## [What is expected]
Within these entries, which lines include the string "subtitle"? Copy each one.
"""
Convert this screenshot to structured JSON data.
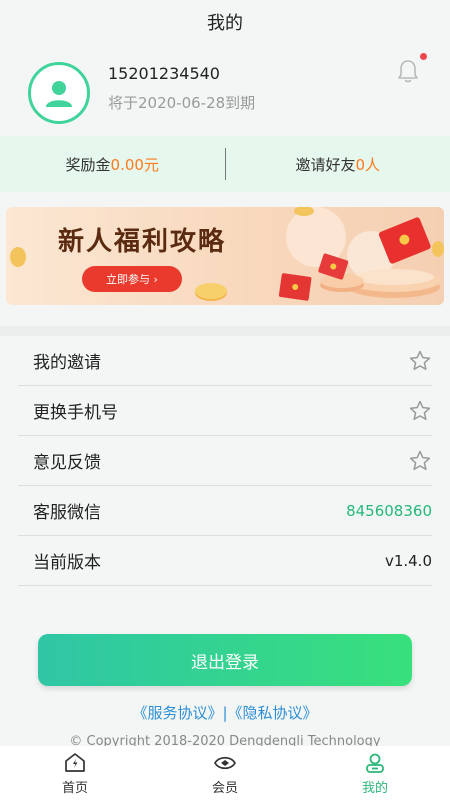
{
  "header": {
    "title": "我的"
  },
  "profile": {
    "phone": "15201234540",
    "expiry": "将于2020-06-28到期"
  },
  "stats": {
    "reward_label": "奖励金",
    "reward_value": "0.00元",
    "invite_label": "邀请好友",
    "invite_value": "0人"
  },
  "banner": {
    "title": "新人福利攻略",
    "button": "立即参与 ›"
  },
  "menu": {
    "items": [
      {
        "label": "我的邀请",
        "icon": "star-icon"
      },
      {
        "label": "更换手机号",
        "icon": "star-icon"
      },
      {
        "label": "意见反馈",
        "icon": "star-icon"
      },
      {
        "label": "客服微信",
        "value": "845608360"
      },
      {
        "label": "当前版本",
        "value": "v1.4.0"
      }
    ]
  },
  "logout": {
    "label": "退出登录"
  },
  "agreements": {
    "service": "《服务协议》",
    "separator": "|",
    "privacy": "《隐私协议》"
  },
  "copyright": "© Copyright 2018-2020 Dengdengli Technology",
  "tabs": [
    {
      "label": "首页",
      "icon": "home-icon"
    },
    {
      "label": "会员",
      "icon": "eye-icon"
    },
    {
      "label": "我的",
      "icon": "user-icon",
      "active": true
    }
  ],
  "colors": {
    "accent_green": "#40d39a",
    "orange_value": "#ff7a1a",
    "link_blue": "#2c8fd6"
  }
}
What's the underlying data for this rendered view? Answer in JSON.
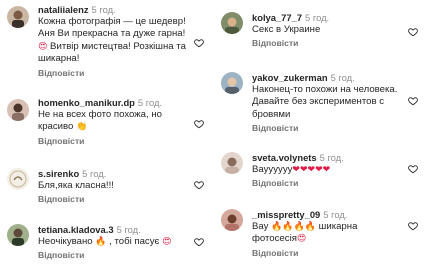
{
  "left_column": [
    {
      "username": "nataliialenz",
      "time": "5 год.",
      "lines": [
        "Кожна фотографія — це шедевр!",
        "Аня Ви прекрасна та дуже гарна!"
      ],
      "line3_text": " Витвір мистецтва! Розкішна та",
      "line4": "шикарна!",
      "reply": "Відповісти"
    },
    {
      "username": "homenko_manikur.dp",
      "time": "5 год.",
      "lines": [
        "Не на всех фото похожа, но"
      ],
      "line2_text": "красиво ",
      "reply": "Відповісти"
    },
    {
      "username": "s.sirenko",
      "time": "5 год.",
      "lines": [
        "Бля,яка класна!!!"
      ],
      "reply": "Відповісти"
    },
    {
      "username": "tetiana.kladova.3",
      "time": "5 год.",
      "line1_a": "Неочікувано ",
      "line1_b": " , тобі пасує ",
      "reply": "Відповісти"
    }
  ],
  "right_column": [
    {
      "username": "kolya_77_7",
      "time": "5 год.",
      "lines": [
        "Секс в Украине"
      ],
      "reply": "Відповісти"
    },
    {
      "username": "yakov_zukerman",
      "time": "5 год.",
      "lines": [
        "Наконец-то похожи на человека.",
        "Давайте без экспериментов с",
        "бровями"
      ],
      "reply": "Відповісти"
    },
    {
      "username": "sveta.volynets",
      "time": "5 год.",
      "line1_text": "Вауууууу",
      "reply": "Відповісти"
    },
    {
      "username": "_misspretty_09",
      "time": "5 год.",
      "line1_a": "Вау ",
      "line1_b": " шикарна фотосесія",
      "line1_c": "",
      "reply": "Відповісти"
    }
  ],
  "icons": {
    "heart_outline": "heart-icon",
    "emoji_heart_eyes": "smiling-face-with-heart-eyes",
    "emoji_fire": "fire-icon",
    "emoji_red_heart": "red-heart-icon",
    "emoji_thumbs": "hands-icon"
  },
  "colors": {
    "username": "#262626",
    "meta": "#8e8e8e",
    "reply": "#737373"
  }
}
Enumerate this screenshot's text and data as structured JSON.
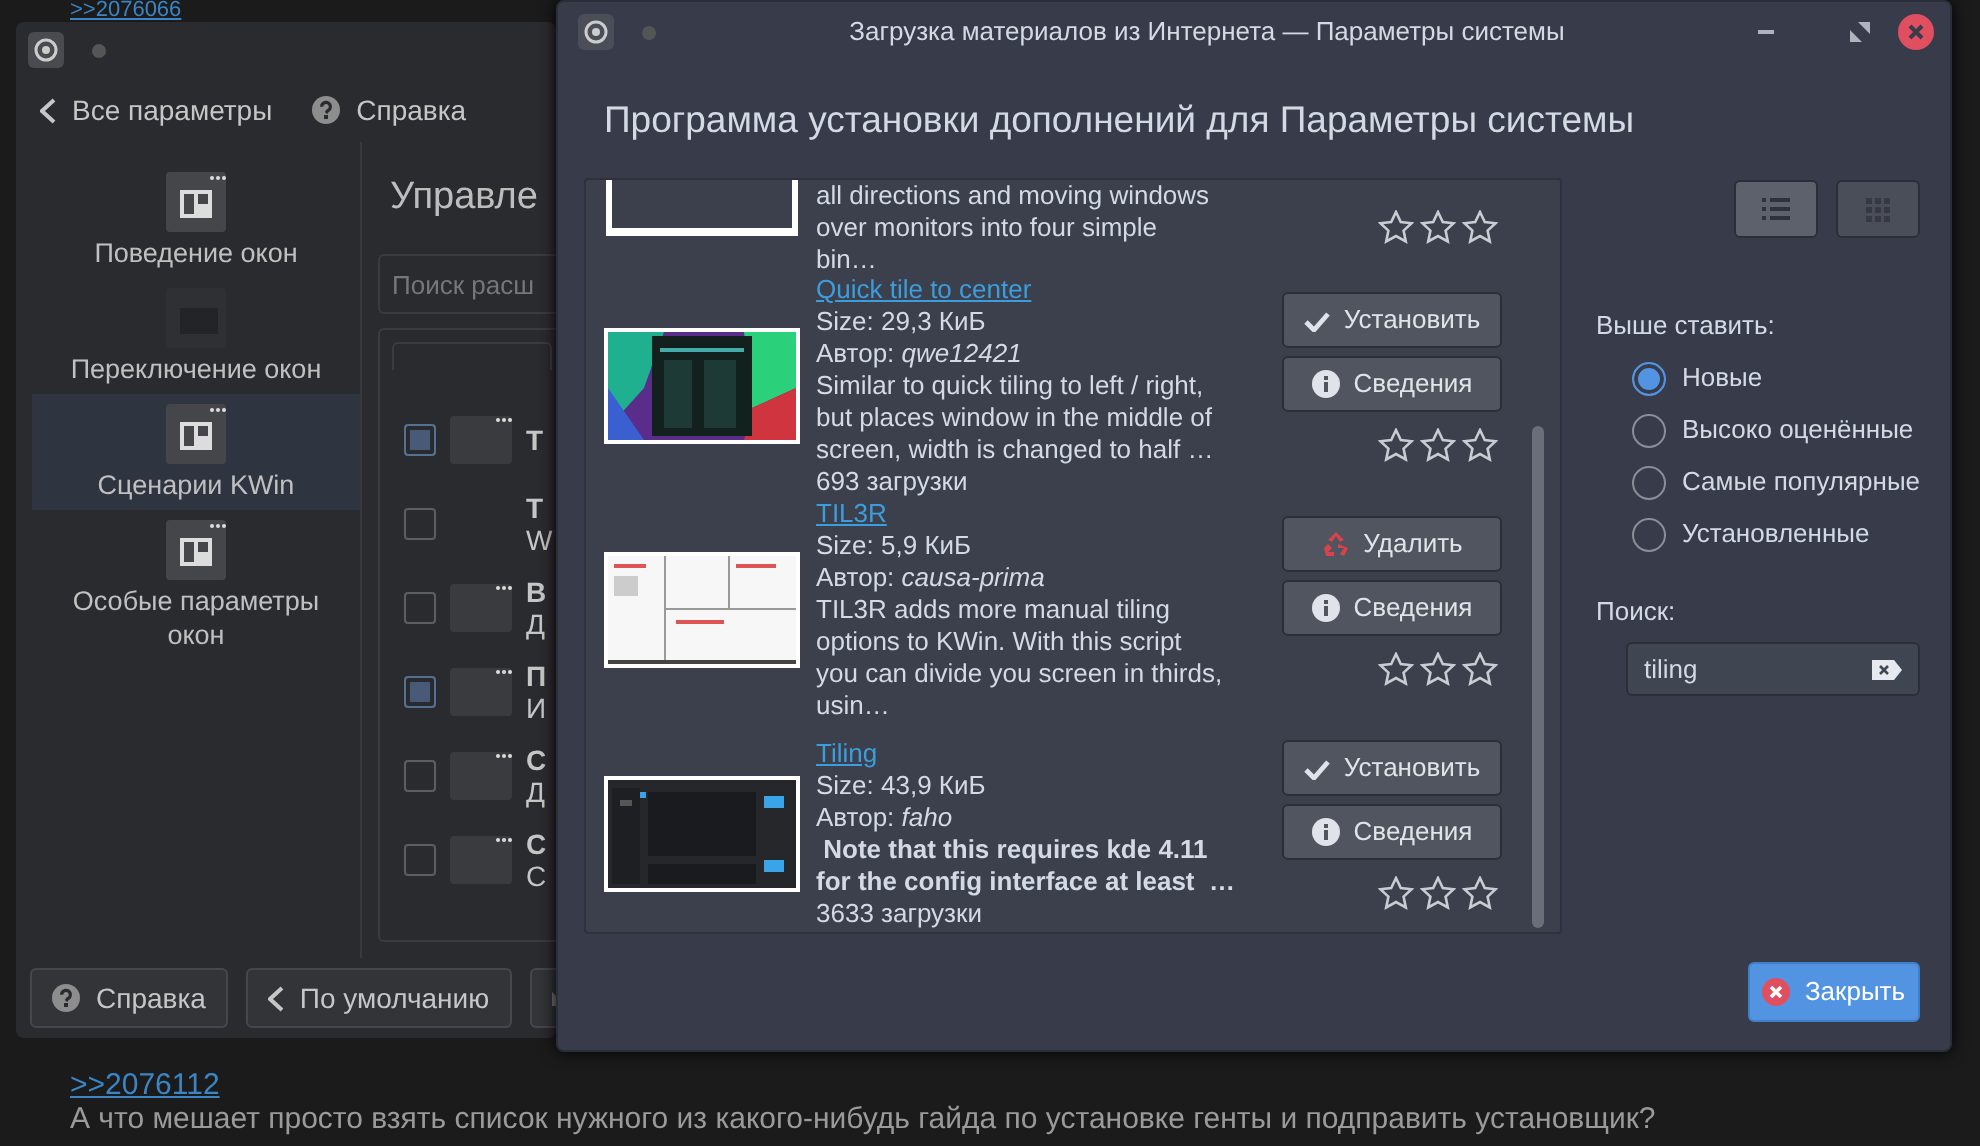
{
  "background_page": {
    "posts": [
      {
        "link": ">>2076066"
      },
      {
        "link": ">>2076112",
        "text": "А что мешает просто взять список нужного из какого-нибудь гайда по установке генты и подправить установщик?"
      }
    ]
  },
  "settings_window": {
    "toolbar": [
      {
        "kind": "back",
        "label": "Все параметры"
      },
      {
        "kind": "help",
        "label": "Справка"
      }
    ],
    "sidebar": [
      {
        "label": "Поведение окон",
        "selected": false
      },
      {
        "label": "Переключение окон",
        "selected": false
      },
      {
        "label": "Сценарии KWin",
        "selected": true
      },
      {
        "label": "Особые параметры окон",
        "selected": false
      }
    ],
    "heading": "Управле",
    "search": {
      "placeholder": "Поиск расш"
    },
    "scripts": [
      {
        "checked": true,
        "thumbnail": true,
        "title": "T"
      },
      {
        "checked": false,
        "thumbnail": false,
        "title": "T",
        "subtitle": "W"
      },
      {
        "checked": false,
        "thumbnail": true,
        "title": "В",
        "subtitle": "Д"
      },
      {
        "checked": true,
        "thumbnail": true,
        "title": "П",
        "subtitle": "И"
      },
      {
        "checked": false,
        "thumbnail": true,
        "title": "С",
        "subtitle": "Д"
      },
      {
        "checked": false,
        "thumbnail": true,
        "title": "С",
        "subtitle": "С"
      }
    ],
    "buttons": [
      {
        "kind": "help",
        "label": "Справка"
      },
      {
        "kind": "back",
        "label": "По умолчанию"
      },
      {
        "kind": "reset"
      }
    ]
  },
  "dialog": {
    "title": "Загрузка материалов из Интернета — Параметры системы",
    "heading": "Программа установки дополнений для Параметры системы",
    "items": [
      {
        "thumbnail": {
          "kind": "picture"
        },
        "description": [
          "all directions and moving windows",
          "over monitors into four simple",
          "bin…"
        ],
        "stars": 0
      },
      {
        "title": "Quick tile to center",
        "size": "Size: 29,3 КиБ",
        "author": "Автор: *qwe12421*",
        "thumbnail": {
          "kind": "picture"
        },
        "description": [
          "Similar to quick tiling to left / right,",
          "but places window in the middle of",
          "screen, width is changed to half …"
        ],
        "bold": false,
        "downloads": "693 загрузки",
        "buttons": [
          {
            "kind": "install",
            "label": "Установить"
          },
          {
            "kind": "details",
            "label": "Сведения"
          }
        ],
        "stars": 0
      },
      {
        "title": "TIL3R",
        "size": "Size: 5,9 КиБ",
        "author": "Автор: *causa-prima*",
        "thumbnail": {
          "kind": "picture"
        },
        "description": [
          "TIL3R adds more manual tiling",
          "options to KWin. With this script",
          "you can divide you screen in thirds,",
          "usin…"
        ],
        "bold": false,
        "buttons": [
          {
            "kind": "remove",
            "label": "Удалить"
          },
          {
            "kind": "details",
            "label": "Сведения"
          }
        ],
        "stars": 0
      },
      {
        "title": "Tiling",
        "size": "Size: 43,9 КиБ",
        "author": "Автор: *faho*",
        "thumbnail": {
          "kind": "picture"
        },
        "description": [
          " Note that this requires kde 4.11",
          "for the config interface at least  …"
        ],
        "bold": true,
        "downloads": "3633 загрузки",
        "buttons": [
          {
            "kind": "install",
            "label": "Установить"
          },
          {
            "kind": "details",
            "label": "Сведения"
          }
        ],
        "stars": 0
      }
    ],
    "view_modes": [
      {
        "kind": "list",
        "selected": true
      },
      {
        "kind": "grid",
        "selected": false
      }
    ],
    "sort": {
      "label": "Выше ставить:",
      "options": [
        {
          "label": "Новые",
          "selected": true
        },
        {
          "label": "Высоко оценённые",
          "selected": false
        },
        {
          "label": "Самые популярные",
          "selected": false
        },
        {
          "label": "Установленные",
          "selected": false
        }
      ]
    },
    "search": {
      "label": "Поиск:",
      "value": "tiling"
    },
    "close_button": "Закрыть"
  }
}
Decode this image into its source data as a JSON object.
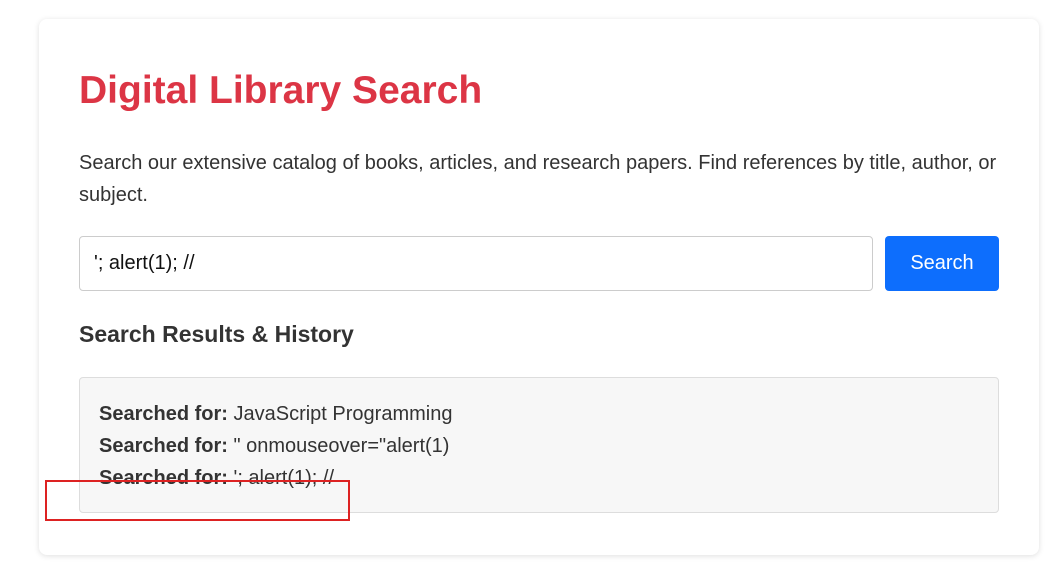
{
  "page": {
    "title": "Digital Library Search",
    "intro": "Search our extensive catalog of books, articles, and research papers. Find references by title, author, or subject."
  },
  "search": {
    "value": "'; alert(1); //",
    "button_label": "Search"
  },
  "results": {
    "heading": "Search Results & History",
    "items": [
      {
        "label": "Searched for:",
        "query": " JavaScript Programming"
      },
      {
        "label": "Searched for:",
        "query": " \" onmouseover=\"alert(1)"
      },
      {
        "label": "Searched for:",
        "query": " '; alert(1); //"
      }
    ]
  },
  "colors": {
    "title": "#dc3545",
    "button": "#0d6efd",
    "highlight": "#dd2222"
  }
}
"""
## [Answer to the exercise]
        "subtitle": "W"
        "subtitle": "Д"
        "subtitle": "И"
        "subtitle": "Д"
        "subtitle": "С"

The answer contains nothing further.